*TASK ITEM:*
Reproduce all records exactly.

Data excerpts
※ ※ ※

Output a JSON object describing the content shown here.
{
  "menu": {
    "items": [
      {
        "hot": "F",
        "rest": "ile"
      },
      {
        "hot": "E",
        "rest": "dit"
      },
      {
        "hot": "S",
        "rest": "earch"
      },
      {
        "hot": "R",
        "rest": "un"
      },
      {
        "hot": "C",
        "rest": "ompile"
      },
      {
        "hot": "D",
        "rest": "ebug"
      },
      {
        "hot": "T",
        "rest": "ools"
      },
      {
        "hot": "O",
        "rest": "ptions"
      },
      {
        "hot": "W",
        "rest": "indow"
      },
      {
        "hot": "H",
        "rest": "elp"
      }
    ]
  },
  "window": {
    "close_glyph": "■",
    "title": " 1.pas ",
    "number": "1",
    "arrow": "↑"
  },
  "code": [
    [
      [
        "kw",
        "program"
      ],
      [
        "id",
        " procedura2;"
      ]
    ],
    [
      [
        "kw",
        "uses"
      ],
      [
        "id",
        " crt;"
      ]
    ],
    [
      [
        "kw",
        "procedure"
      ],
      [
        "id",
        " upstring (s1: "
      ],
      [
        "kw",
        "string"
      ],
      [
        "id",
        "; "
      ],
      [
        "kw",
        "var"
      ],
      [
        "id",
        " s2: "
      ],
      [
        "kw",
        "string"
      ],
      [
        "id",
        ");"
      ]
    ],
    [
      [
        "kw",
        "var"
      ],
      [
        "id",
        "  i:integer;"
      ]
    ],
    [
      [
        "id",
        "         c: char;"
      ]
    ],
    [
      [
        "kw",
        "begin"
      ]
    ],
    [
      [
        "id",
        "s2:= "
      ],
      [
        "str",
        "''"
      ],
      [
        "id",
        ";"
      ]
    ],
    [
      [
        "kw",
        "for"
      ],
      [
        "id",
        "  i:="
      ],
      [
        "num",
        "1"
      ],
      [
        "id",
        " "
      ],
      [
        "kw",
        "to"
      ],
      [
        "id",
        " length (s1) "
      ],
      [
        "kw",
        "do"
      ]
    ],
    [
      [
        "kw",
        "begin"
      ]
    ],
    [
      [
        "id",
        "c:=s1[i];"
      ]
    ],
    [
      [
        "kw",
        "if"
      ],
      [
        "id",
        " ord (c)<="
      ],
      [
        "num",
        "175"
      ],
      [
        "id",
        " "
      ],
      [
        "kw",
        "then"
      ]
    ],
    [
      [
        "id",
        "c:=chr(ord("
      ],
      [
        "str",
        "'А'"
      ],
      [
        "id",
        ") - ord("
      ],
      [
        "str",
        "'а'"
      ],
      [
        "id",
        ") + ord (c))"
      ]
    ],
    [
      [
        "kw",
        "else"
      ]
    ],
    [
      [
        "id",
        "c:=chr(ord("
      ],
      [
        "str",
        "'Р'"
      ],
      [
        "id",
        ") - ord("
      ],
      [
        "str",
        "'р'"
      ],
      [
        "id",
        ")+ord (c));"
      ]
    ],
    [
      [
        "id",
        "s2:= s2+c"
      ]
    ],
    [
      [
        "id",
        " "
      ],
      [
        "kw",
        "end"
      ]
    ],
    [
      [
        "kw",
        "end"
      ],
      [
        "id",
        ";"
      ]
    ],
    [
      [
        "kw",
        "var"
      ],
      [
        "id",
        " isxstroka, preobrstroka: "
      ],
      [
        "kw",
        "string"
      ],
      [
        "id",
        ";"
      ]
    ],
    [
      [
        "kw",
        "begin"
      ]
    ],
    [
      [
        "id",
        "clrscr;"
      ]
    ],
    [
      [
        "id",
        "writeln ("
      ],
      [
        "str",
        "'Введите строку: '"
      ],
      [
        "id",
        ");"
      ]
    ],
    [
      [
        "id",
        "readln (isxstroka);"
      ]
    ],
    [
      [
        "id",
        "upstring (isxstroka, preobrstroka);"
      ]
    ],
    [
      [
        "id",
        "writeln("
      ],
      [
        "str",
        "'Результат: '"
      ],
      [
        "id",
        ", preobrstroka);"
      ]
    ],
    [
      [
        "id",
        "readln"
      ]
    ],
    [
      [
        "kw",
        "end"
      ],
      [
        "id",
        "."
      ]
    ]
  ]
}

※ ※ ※

*RESULT OF THE EXERCISE:*
Output a JSON object describing the content shown here.
{
  "menu": {
    "items": [
      {
        "hot": "F",
        "rest": "ile"
      },
      {
        "hot": "E",
        "rest": "dit"
      },
      {
        "hot": "S",
        "rest": "earch"
      },
      {
        "hot": "R",
        "rest": "un"
      },
      {
        "hot": "C",
        "rest": "ompile"
      },
      {
        "hot": "D",
        "rest": "ebug"
      },
      {
        "hot": "T",
        "rest": "ools"
      },
      {
        "hot": "O",
        "rest": "ptions"
      },
      {
        "hot": "W",
        "rest": "indow"
      },
      {
        "hot": "H",
        "rest": "elp"
      }
    ]
  },
  "window": {
    "close_glyph": "■",
    "title": " 1.pas ",
    "number": "1",
    "arrow": "↑"
  },
  "code": [
    [
      [
        "kw",
        "program"
      ],
      [
        "id",
        " procedura2;"
      ]
    ],
    [
      [
        "kw",
        "uses"
      ],
      [
        "id",
        " crt;"
      ]
    ],
    [
      [
        "kw",
        "procedure"
      ],
      [
        "id",
        " upstring (s1: "
      ],
      [
        "kw",
        "string"
      ],
      [
        "id",
        "; "
      ],
      [
        "kw",
        "var"
      ],
      [
        "id",
        " s2: "
      ],
      [
        "kw",
        "string"
      ],
      [
        "id",
        ");"
      ]
    ],
    [
      [
        "kw",
        "var"
      ],
      [
        "id",
        "  i:integer;"
      ]
    ],
    [
      [
        "id",
        "         c: char;"
      ]
    ],
    [
      [
        "kw",
        "begin"
      ]
    ],
    [
      [
        "id",
        "s2:= "
      ],
      [
        "str",
        "''"
      ],
      [
        "id",
        ";"
      ]
    ],
    [
      [
        "kw",
        "for"
      ],
      [
        "id",
        "  i:="
      ],
      [
        "num",
        "1"
      ],
      [
        "id",
        " "
      ],
      [
        "kw",
        "to"
      ],
      [
        "id",
        " length (s1) "
      ],
      [
        "kw",
        "do"
      ]
    ],
    [
      [
        "kw",
        "begin"
      ]
    ],
    [
      [
        "id",
        "c:=s1[i];"
      ]
    ],
    [
      [
        "kw",
        "if"
      ],
      [
        "id",
        " ord (c)<="
      ],
      [
        "num",
        "175"
      ],
      [
        "id",
        " "
      ],
      [
        "kw",
        "then"
      ]
    ],
    [
      [
        "id",
        "c:=chr(ord("
      ],
      [
        "str",
        "'А'"
      ],
      [
        "id",
        ") - ord("
      ],
      [
        "str",
        "'а'"
      ],
      [
        "id",
        ") + ord (c))"
      ]
    ],
    [
      [
        "kw",
        "else"
      ]
    ],
    [
      [
        "id",
        "c:=chr(ord("
      ],
      [
        "str",
        "'Р'"
      ],
      [
        "id",
        ") - ord("
      ],
      [
        "str",
        "'р'"
      ],
      [
        "id",
        ")+ord (c));"
      ]
    ],
    [
      [
        "id",
        "s2:= s2+c"
      ]
    ],
    [
      [
        "id",
        " "
      ],
      [
        "kw",
        "end"
      ]
    ],
    [
      [
        "kw",
        "end"
      ],
      [
        "id",
        ";"
      ]
    ],
    [
      [
        "kw",
        "var"
      ],
      [
        "id",
        " isxstroka, preobrstroka: "
      ],
      [
        "kw",
        "string"
      ],
      [
        "id",
        ";"
      ]
    ],
    [
      [
        "kw",
        "begin"
      ]
    ],
    [
      [
        "id",
        "clrscr;"
      ]
    ],
    [
      [
        "id",
        "writeln ("
      ],
      [
        "str",
        "'Введите строку: '"
      ],
      [
        "id",
        ");"
      ]
    ],
    [
      [
        "id",
        "readln (isxstroka);"
      ]
    ],
    [
      [
        "id",
        "upstring (isxstroka, preobrstroka);"
      ]
    ],
    [
      [
        "id",
        "writeln("
      ],
      [
        "str",
        "'Результат: '"
      ],
      [
        "id",
        ", preobrstroka);"
      ]
    ],
    [
      [
        "id",
        "readln"
      ]
    ],
    [
      [
        "kw",
        "end"
      ],
      [
        "id",
        "."
      ]
    ]
  ]
}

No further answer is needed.